=== Begin Enclosure ===

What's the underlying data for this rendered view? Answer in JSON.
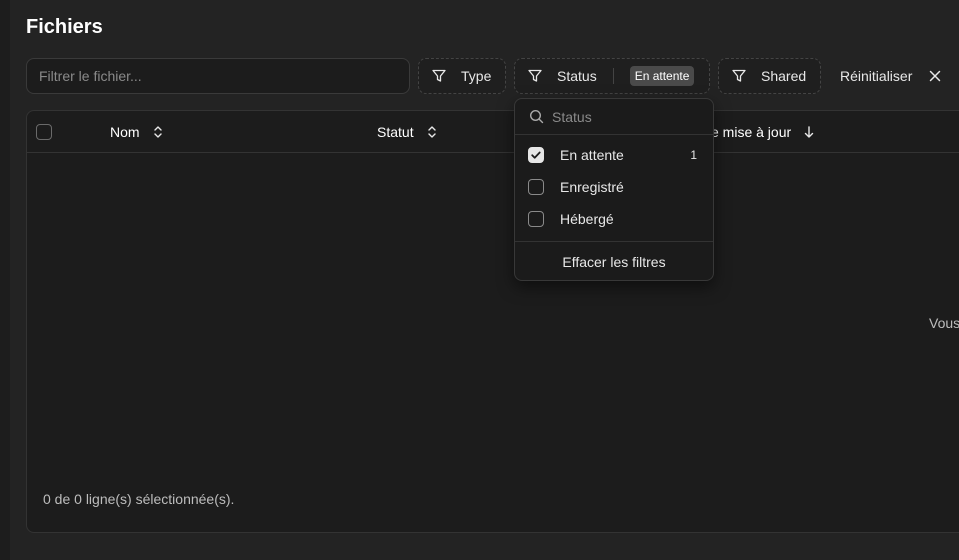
{
  "page": {
    "title": "Fichiers"
  },
  "search": {
    "placeholder": "Filtrer le fichier..."
  },
  "filters": {
    "type_label": "Type",
    "status_label": "Status",
    "status_badge": "En attente",
    "shared_label": "Shared",
    "reset_label": "Réinitialiser"
  },
  "table": {
    "columns": [
      "Nom",
      "Statut",
      "e mise à jour"
    ],
    "empty_message": "Vous",
    "footer": "0 de 0 ligne(s) sélectionnée(s)."
  },
  "status_dropdown": {
    "search_placeholder": "Status",
    "options": [
      {
        "label": "En attente",
        "checked": true,
        "count": "1"
      },
      {
        "label": "Enregistré",
        "checked": false,
        "count": ""
      },
      {
        "label": "Hébergé",
        "checked": false,
        "count": ""
      }
    ],
    "clear_label": "Effacer les filtres"
  },
  "icons": [
    "filter-icon",
    "close-icon",
    "sort-icon",
    "arrow-down-icon",
    "search-icon",
    "check-icon"
  ]
}
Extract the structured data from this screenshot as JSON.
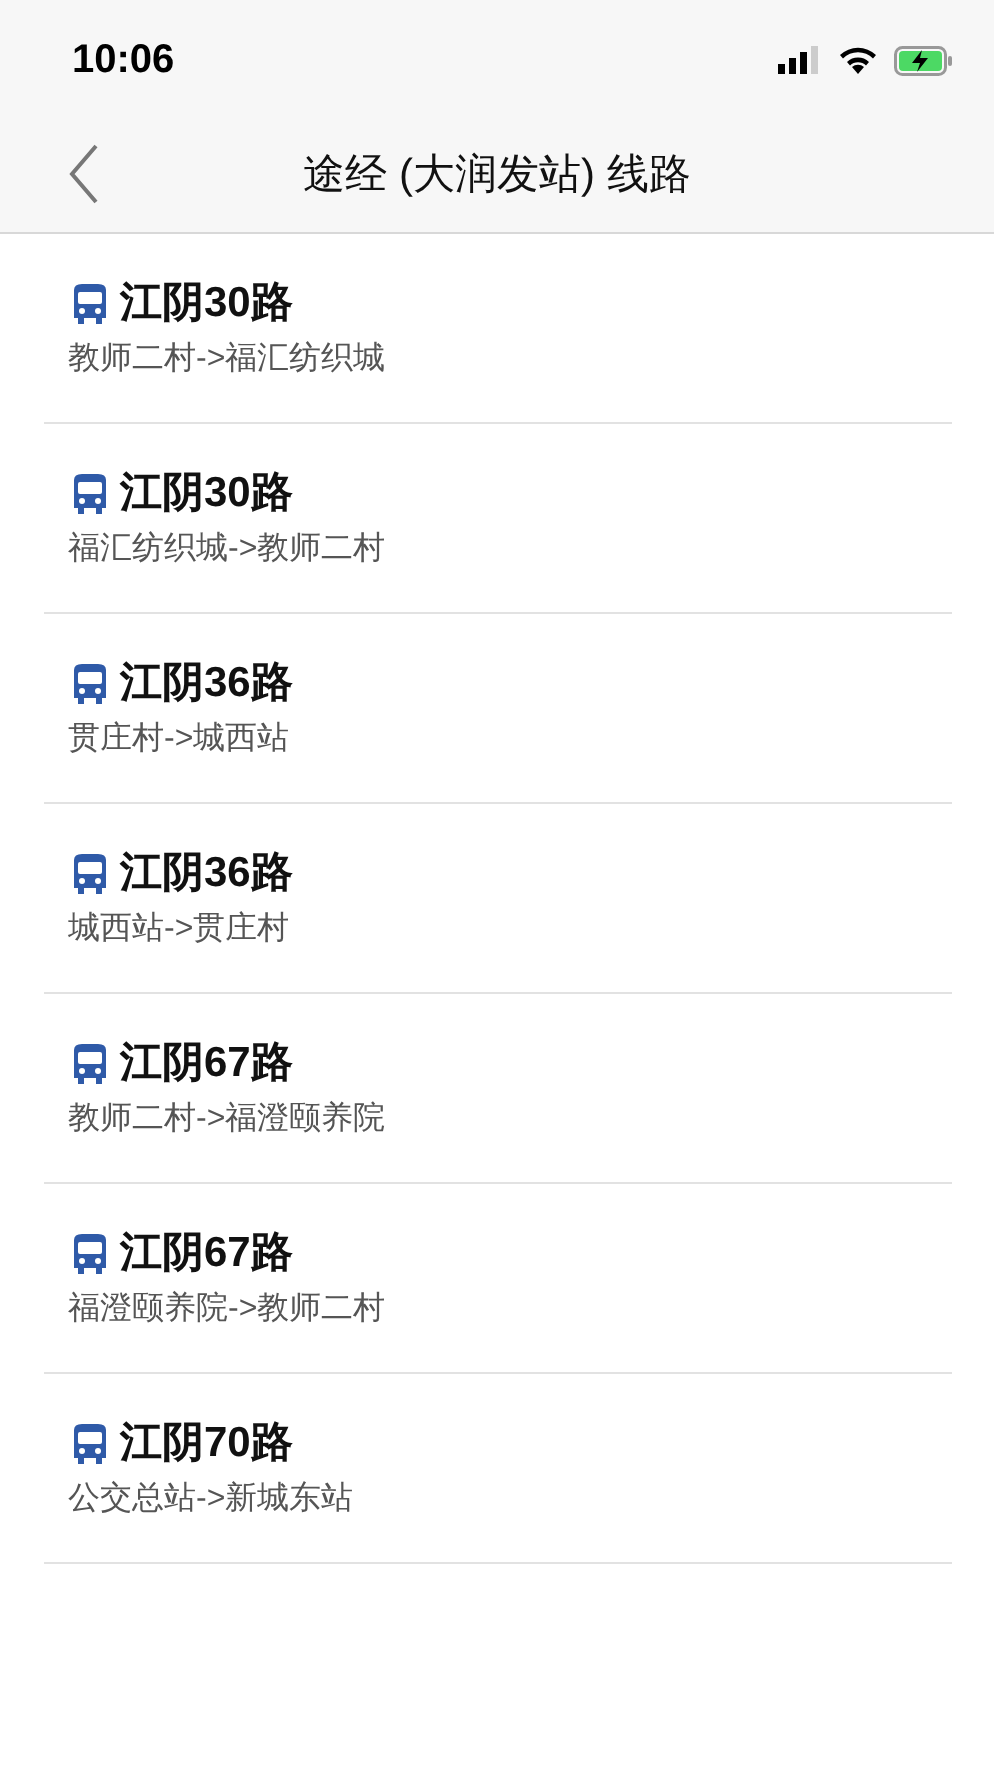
{
  "status_bar": {
    "time": "10:06"
  },
  "nav": {
    "title": "途经 (大润发站) 线路"
  },
  "routes": [
    {
      "name": "江阴30路",
      "direction": "教师二村->福汇纺织城"
    },
    {
      "name": "江阴30路",
      "direction": "福汇纺织城->教师二村"
    },
    {
      "name": "江阴36路",
      "direction": "贯庄村->城西站"
    },
    {
      "name": "江阴36路",
      "direction": "城西站->贯庄村"
    },
    {
      "name": "江阴67路",
      "direction": "教师二村->福澄颐养院"
    },
    {
      "name": "江阴67路",
      "direction": "福澄颐养院->教师二村"
    },
    {
      "name": "江阴70路",
      "direction": "公交总站->新城东站"
    }
  ]
}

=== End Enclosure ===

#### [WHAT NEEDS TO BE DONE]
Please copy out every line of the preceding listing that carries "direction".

#### [RESPONSE]
      "direction": "教师二村->福汇纺织城"
      "direction": "福汇纺织城->教师二村"
      "direction": "贯庄村->城西站"
      "direction": "城西站->贯庄村"
      "direction": "教师二村->福澄颐养院"
      "direction": "福澄颐养院->教师二村"
      "direction": "公交总站->新城东站"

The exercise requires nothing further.